Announcing this, the Chief Secretary, Mr. Clive Evatt said:
This course appears to be the only way to protect the koala from extinction. The koala population in New South Wales has fallen to 5000. Yet in 1924, 2,000,000 koala skins were exported from the eastern States."

The declaration of animals or birds as "rare fauna" provides, in addition to the usual penalty of a fine not exceeding £50 for taking or killing a protected bird or animal, a term of imprisonment not exceeding six months.

"Take or kill" as defined in the Act includes hunting, shooting, killing, poisoning, netting, soaring, pursuing, disturbing, or injuring, Mr. Evatt explained.
PROTECT KOALA FROM EXTINCTION (1950, November 8). Morning Bulletin (Rockhampton, Qld. : 1878 - 1954), p. 10. Retrieved fromhttp://nla.gov.au/nla.news-article57082199
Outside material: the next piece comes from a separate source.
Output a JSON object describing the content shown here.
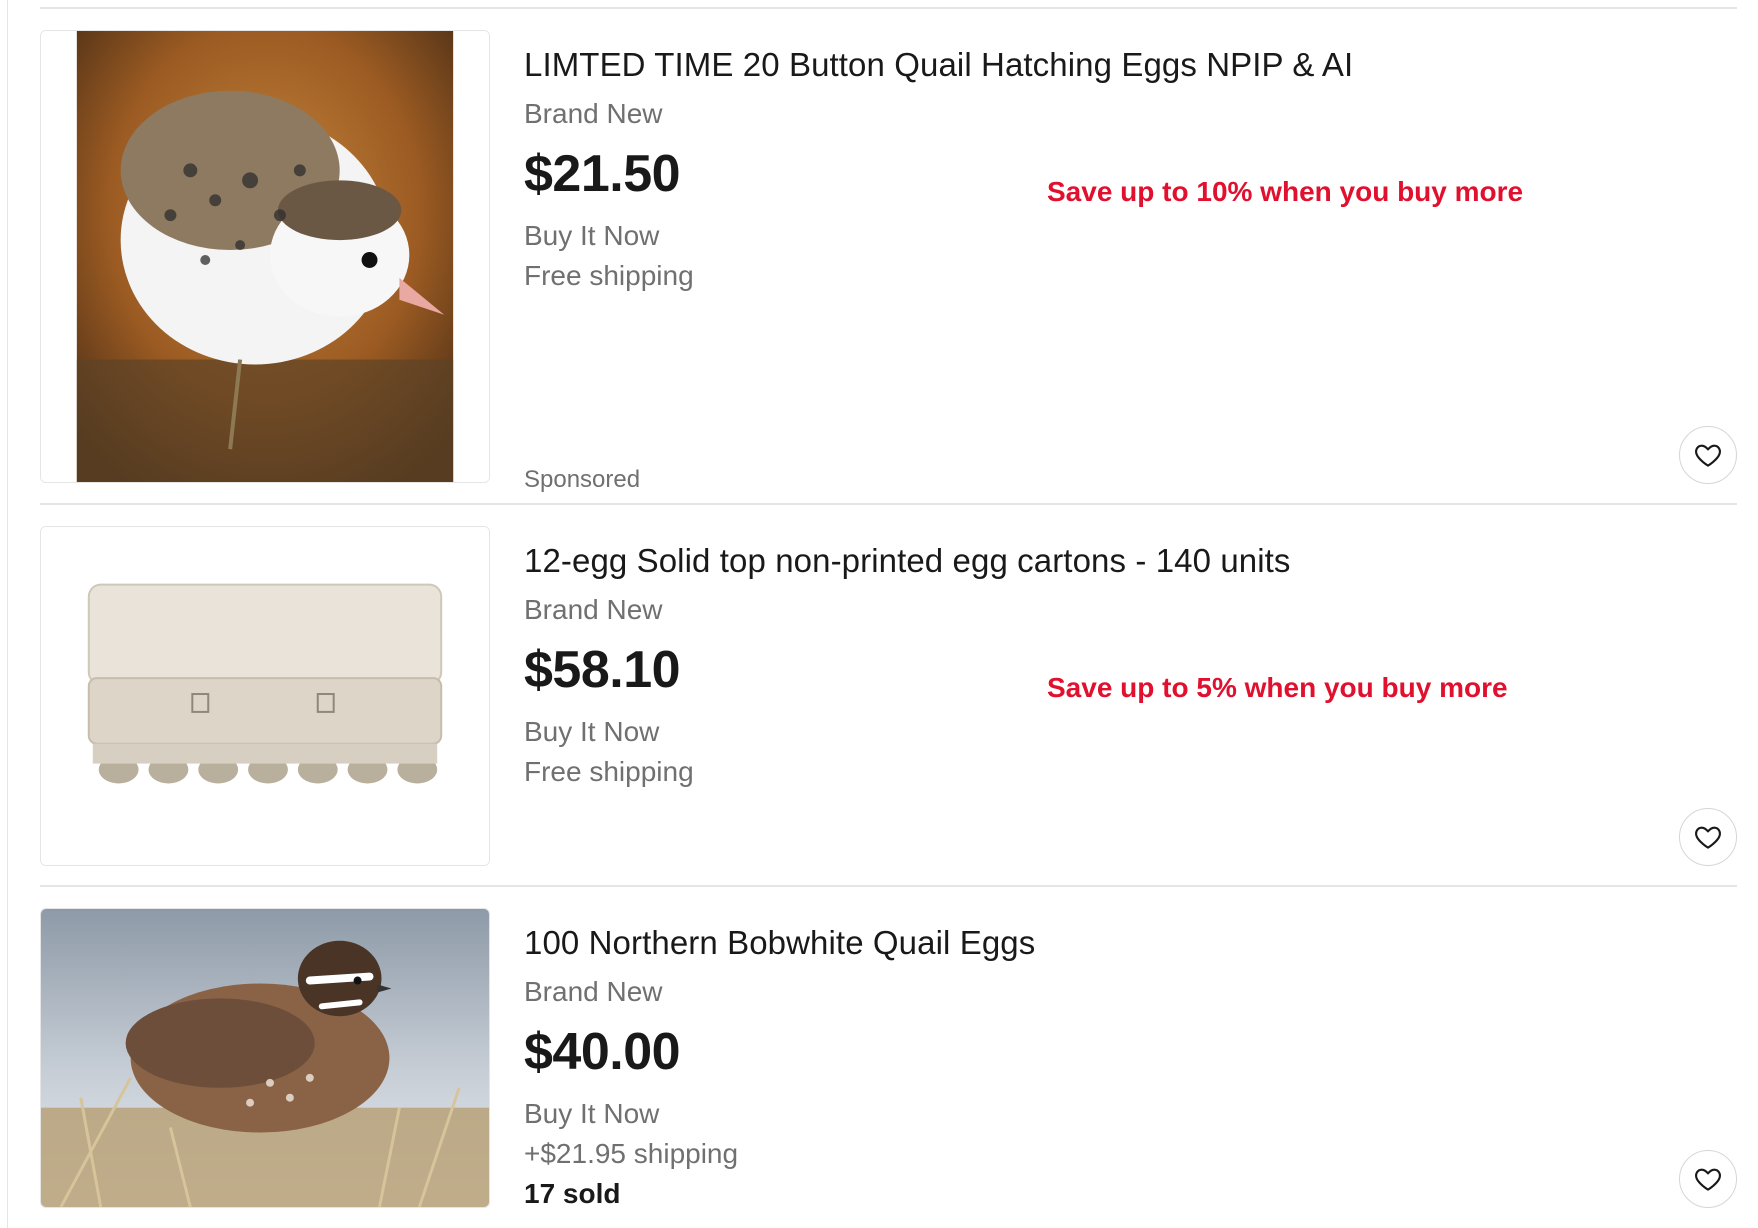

One of Australia's greatest attractions to overseas tourists is the koala. These little native hears live in coastal forests from the south eastern corner of South Australia to Cairns in North Queensland. Sure footed climbers, they come down to the ground only to move clumsily from one tree to another for their staple diet, the juicy tips of a dozen species of gum tree. In spring the young koala emerges after five or six months in his mother's pouch; the next few months are spent clinging on to her back. Koala junior is about a year old before he ventures out on his own. Australia's koala population has been ravaged by disease and bushfires and exploited by trappers; in 1924, 2,000,000 koala pelts were exported from the eastern States. Now they are totally protected, and efforts are being made, especially in Victoria, to re-establish the species. 

This young koala was photographed by Dr. Allen Keast at Mona Vale, N.S.W. 

THE AUSTRALIAN YEAR (1958, September 24). The Australian Women's Weekly (1933 - 1982), p. 11. Retrieved from http://nla.gov.au/nla.news-article46231193